Toxic torts are basically personal injury claims based on the plaintiff sustaining injury due to hazardous or toxic materials exposure. Proving causation and fault in toxic tort claims can be difficult since symptoms of toxic exposure might not present themselves until several months or even years after exposure. In some cases, several individuals can experience toxic exposure simultaneously, like in cases in which a workplace has toxic mold contamination.
Elements of a Toxic Tort Case
The elements in a toxic tort case are the same as in usually negligence claims or lawsuits. In general, you will need to prove the following:
- A legal duty was owed by the defendant to the plaintiff – For instance, in cases involving environmental contamination, you need to show proof that a company owed a duty to the locals to keep the groundwater or soil free of chemicals and other contaminants.

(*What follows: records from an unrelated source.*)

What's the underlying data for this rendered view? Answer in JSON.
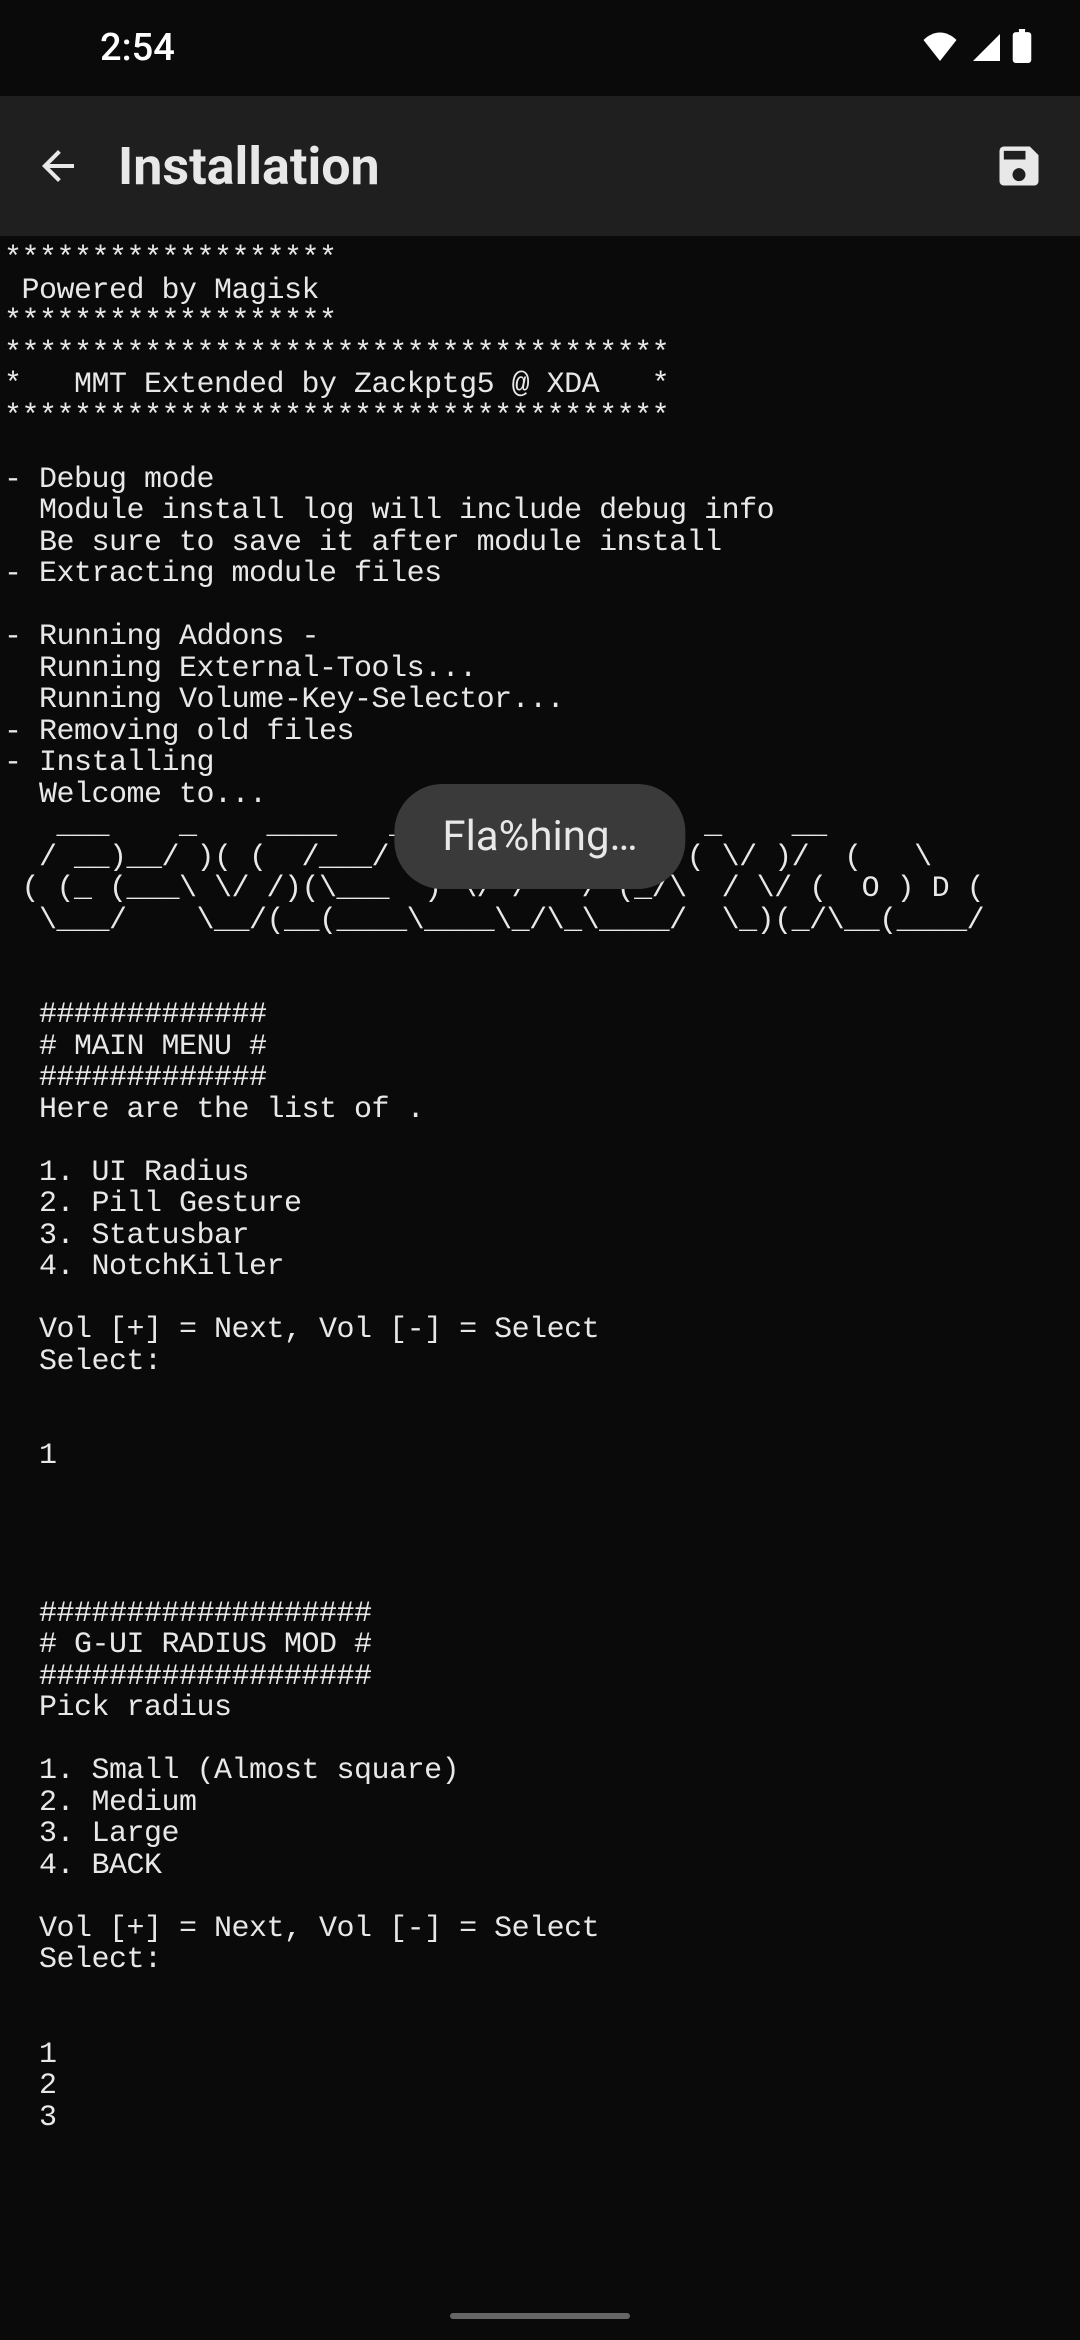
{
  "status": {
    "time": "2:54"
  },
  "header": {
    "title": "Installation"
  },
  "terminal": {
    "lines": [
      "*******************",
      " Powered by Magisk",
      "*******************",
      "**************************************",
      "*   MMT Extended by Zackptg5 @ XDA   *",
      "**************************************",
      "",
      "- Debug mode",
      "  Module install log will include debug info",
      "  Be sure to save it after module install",
      "- Extracting module files",
      "",
      "- Running Addons -",
      "  Running External-Tools...",
      "  Running Volume-Key-Selector...",
      "- Removing old files",
      "- Installing",
      "  Welcome to...",
      "   ___    _    ____   ___  __       __  _    __   ",
      "  / __)__/ )( (  /___/ )( \\/  _\\(  )   ( \\/ )/  (   \\",
      " ( (_ (___\\ \\/ /)(\\___  ) \\/ /   / (_/\\  / \\/ (  O ) D (",
      "  \\___/    \\__/(__(____\\____\\_/\\_\\____/  \\_)(_/\\__(____/",
      "",
      "",
      "  #############",
      "  # MAIN MENU #",
      "  #############",
      "  Here are the list of .",
      "",
      "  1. UI Radius",
      "  2. Pill Gesture",
      "  3. Statusbar",
      "  4. NotchKiller",
      "",
      "  Vol [+] = Next, Vol [-] = Select",
      "  Select:",
      "",
      "",
      "  1",
      "",
      "",
      "",
      "",
      "  ###################",
      "  # G-UI RADIUS MOD #",
      "  ###################",
      "  Pick radius",
      "",
      "  1. Small (Almost square)",
      "  2. Medium",
      "  3. Large",
      "  4. BACK",
      "",
      "  Vol [+] = Next, Vol [-] = Select",
      "  Select:",
      "",
      "",
      "  1",
      "  2",
      "  3"
    ]
  },
  "toast": {
    "message": "Fla%hing…"
  }
}
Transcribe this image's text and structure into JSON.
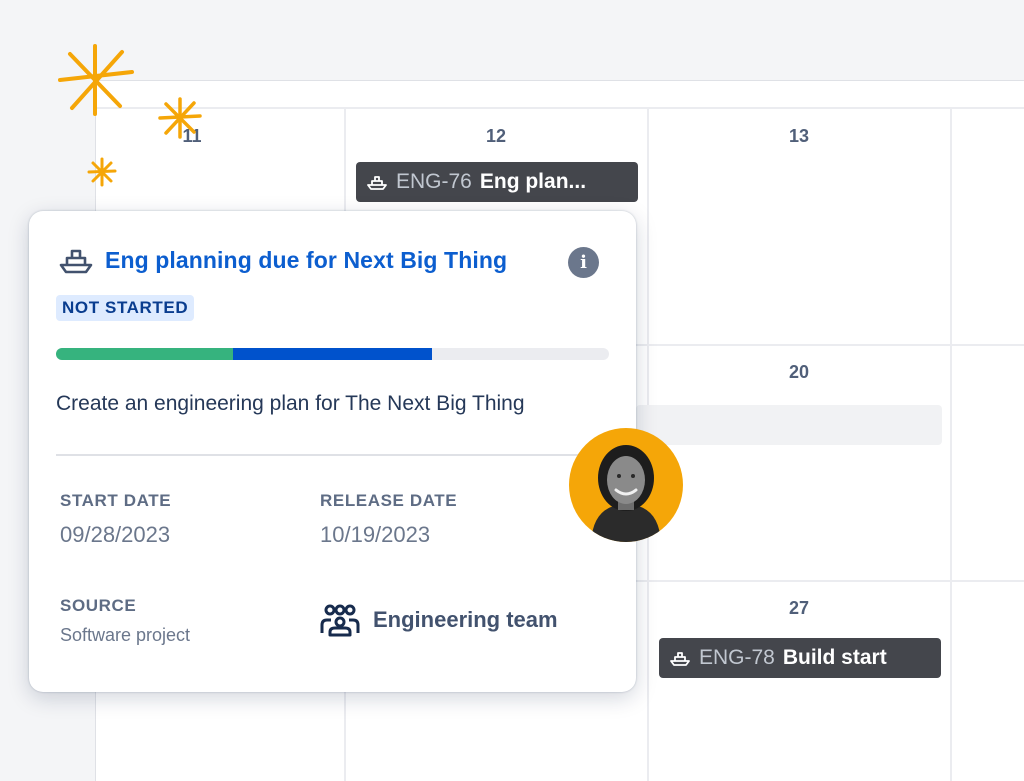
{
  "calendar": {
    "days": [
      "11",
      "12",
      "13",
      "20",
      "27"
    ],
    "events": [
      {
        "key": "ENG-76",
        "title": "Eng plan..."
      },
      {
        "key": "ENG-78",
        "title": "Build start"
      }
    ]
  },
  "card": {
    "title": "Eng planning due for Next Big Thing",
    "status": "NOT STARTED",
    "progress": {
      "done": 0.32,
      "in_progress": 0.36
    },
    "description": "Create an engineering plan for The Next Big Thing",
    "start_label": "START DATE",
    "start_value": "09/28/2023",
    "release_label": "RELEASE DATE",
    "release_value": "10/19/2023",
    "source_label": "SOURCE",
    "source_value": "Software project",
    "team": "Engineering team"
  },
  "colors": {
    "title_blue": "#0c5ecf",
    "progress_green": "#36b37e",
    "progress_blue": "#0052cc",
    "avatar_bg": "#f5a608",
    "sparkle": "#f5a608"
  },
  "icons": [
    "ship-icon",
    "info-icon",
    "team-icon",
    "sparkle-icon"
  ]
}
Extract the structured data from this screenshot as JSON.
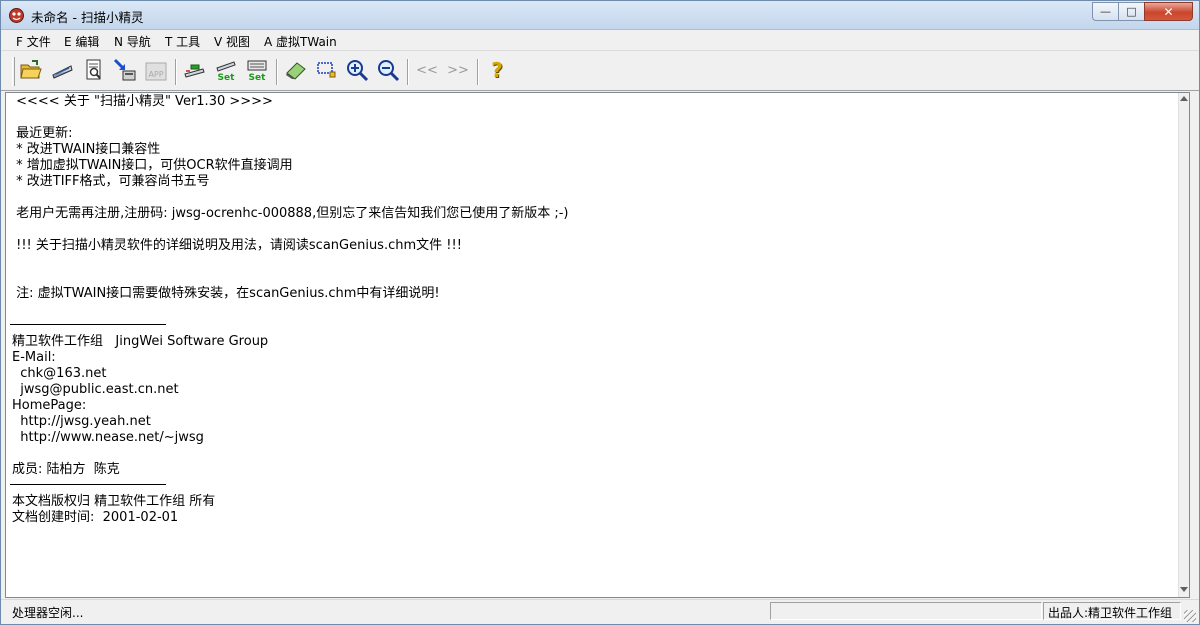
{
  "window": {
    "title": "未命名 - 扫描小精灵",
    "controls": {
      "minimize": "—",
      "maximize": "□",
      "close": "✕"
    }
  },
  "menu": [
    "F 文件",
    "E 编辑",
    "N 导航",
    "T 工具",
    "V 视图",
    "A 虚拟TWain"
  ],
  "toolbar": {
    "buttons": [
      {
        "name": "open-folder",
        "icon": "folder-open-icon"
      },
      {
        "name": "scanner",
        "icon": "scanner-icon"
      },
      {
        "name": "page-preview",
        "icon": "document-preview-icon"
      },
      {
        "name": "scan-to-app",
        "icon": "import-arrow-icon"
      },
      {
        "name": "app-disabled",
        "icon": "app-icon",
        "label": "APP"
      },
      {
        "name": "batch-scan",
        "icon": "batch-scan-icon"
      },
      {
        "name": "scanner-set",
        "icon": "scanner-settings-icon",
        "label": "Set"
      },
      {
        "name": "keyboard-set",
        "icon": "keyboard-settings-icon",
        "label": "Set"
      },
      {
        "name": "eraser",
        "icon": "eraser-icon"
      },
      {
        "name": "select-rect",
        "icon": "select-rectangle-icon"
      },
      {
        "name": "zoom-in",
        "icon": "zoom-in-icon"
      },
      {
        "name": "zoom-out",
        "icon": "zoom-out-icon"
      },
      {
        "name": "prev-page",
        "icon": "double-left-icon",
        "label": "<<"
      },
      {
        "name": "next-page",
        "icon": "double-right-icon",
        "label": ">>"
      },
      {
        "name": "help",
        "icon": "question-icon",
        "label": "?"
      }
    ]
  },
  "document": {
    "lines": [
      " <<<< 关于 \"扫描小精灵\" Ver1.30 >>>>",
      "",
      " 最近更新:",
      " * 改进TWAIN接口兼容性",
      " * 增加虚拟TWAIN接口，可供OCR软件直接调用",
      " * 改进TIFF格式，可兼容尚书五号",
      "",
      " 老用户无需再注册,注册码: jwsg-ocrenhc-000888,但别忘了来信告知我们您已使用了新版本 ;-)",
      "",
      " !!! 关于扫描小精灵软件的详细说明及用法，请阅读scanGenius.chm文件 !!!",
      "",
      "",
      " 注: 虚拟TWAIN接口需要做特殊安装，在scanGenius.chm中有详细说明!",
      "",
      "",
      "精卫软件工作组   JingWei Software Group",
      "E-Mail:",
      "  chk@163.net",
      "  jwsg@public.east.cn.net",
      "HomePage:",
      "  http://jwsg.yeah.net",
      "  http://www.nease.net/~jwsg",
      "",
      "成员: 陆柏方  陈克",
      "",
      "本文档版权归 精卫软件工作组 所有",
      "文档创建时间:  2001-02-01"
    ]
  },
  "status": {
    "left": "处理器空闲...",
    "middle": "",
    "right": "出品人:精卫软件工作组"
  }
}
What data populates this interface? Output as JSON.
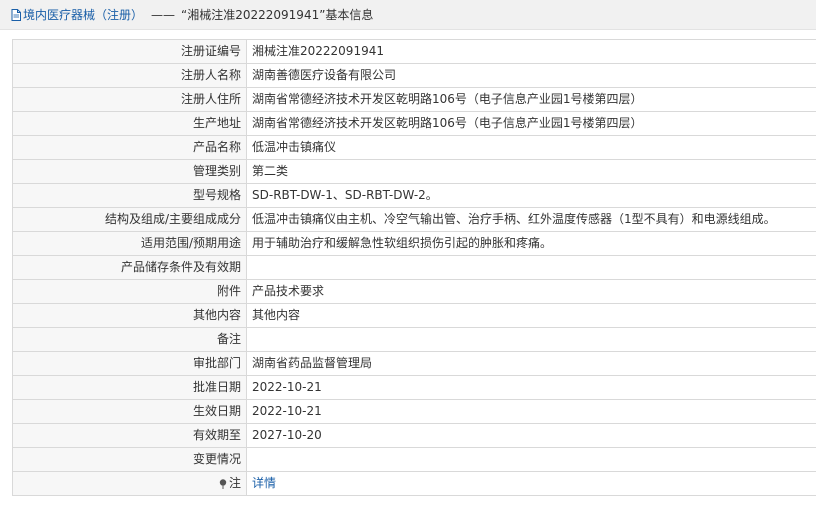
{
  "breadcrumb": {
    "category": "境内医疗器械（注册）",
    "separator": "——",
    "current": "“湘械注准20222091941”基本信息"
  },
  "rows": [
    {
      "label": "注册证编号",
      "value": "湘械注准20222091941"
    },
    {
      "label": "注册人名称",
      "value": "湖南善德医疗设备有限公司"
    },
    {
      "label": "注册人住所",
      "value": "湖南省常德经济技术开发区乾明路106号（电子信息产业园1号楼第四层）"
    },
    {
      "label": "生产地址",
      "value": "湖南省常德经济技术开发区乾明路106号（电子信息产业园1号楼第四层）"
    },
    {
      "label": "产品名称",
      "value": "低温冲击镇痛仪"
    },
    {
      "label": "管理类别",
      "value": "第二类"
    },
    {
      "label": "型号规格",
      "value": "SD-RBT-DW-1、SD-RBT-DW-2。"
    },
    {
      "label": "结构及组成/主要组成成分",
      "value": "低温冲击镇痛仪由主机、冷空气输出管、治疗手柄、红外温度传感器（1型不具有）和电源线组成。"
    },
    {
      "label": "适用范围/预期用途",
      "value": "用于辅助治疗和缓解急性软组织损伤引起的肿胀和疼痛。"
    },
    {
      "label": "产品储存条件及有效期",
      "value": ""
    },
    {
      "label": "附件",
      "value": "产品技术要求"
    },
    {
      "label": "其他内容",
      "value": "其他内容"
    },
    {
      "label": "备注",
      "value": ""
    },
    {
      "label": "审批部门",
      "value": "湖南省药品监督管理局"
    },
    {
      "label": "批准日期",
      "value": "2022-10-21"
    },
    {
      "label": "生效日期",
      "value": "2022-10-21"
    },
    {
      "label": "有效期至",
      "value": "2027-10-20"
    },
    {
      "label": "变更情况",
      "value": ""
    }
  ],
  "note_row": {
    "label": "注",
    "link": "详情",
    "icon": "pin-icon"
  },
  "colors": {
    "link": "#1a5fa8",
    "label_bg": "#f7f7f7",
    "border": "#d9d9d9",
    "header_bg": "#f1f1f1"
  }
}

- The defendant breached his or her legal duty – For instance, as in the environmental contamination example above, you should show proof that another company, under the same circumstances, will have acted responsibly and complied with environmental laws.
- The plaintiff sustained injuries due to the defendant breaching his or her duty – Essentially, you need to prove that the proximate or direct cause of your injuries was the defendant’s breach of duty. However, this can be difficult to prove, particularly in cases where there are multiple plaintiffs and defendants. For instance, a building owner accused of being responsible for toxic exposure can claim that the exposure was the builder’s fault. On the other hand, the builder can likewise claim that it’s the fault of the owner because he failed to conduct proper inspections and regular maintenance on the property.
- The plaintiff sustained injuries – Essentially, you have to show proof that you sustained injuries due to the actions of the defendant. For this, you can show your medical bills, test results, missed days at work, etc.
Liability and Other Courses of Action
Filing a personal injury lawsuit with the help of competent law firms, such as William R. Rawlings & Associates, isn’t the only avenue to obtain compensation for toxic exposure injuries. For instance, even if your injury was work-related and was directly caused by the negligent actions of your employer, you need to recover compensation via a workers’ compensation claim, which is the usual remedy for seeking damages for injuries that occur on the job. However, if you sustained injuries due to exposure to asbestos (that a third party manufactured) in your workplace, it might be better to file a claim against the asbestos manufacturer instead of your employer. In addition, if your injury was due to defective drugs or medication, it might be better to file a product liability claim than a toxic tort claim.
If you have sustained injuries due to toxic exposure, the best way to go about it is to consult a personal injury lawyer. Your lawyer will review the circumstances of your case, determine who should be held liable for your injuries, whom you should sue or file a claim against, and how much compensation you can recover.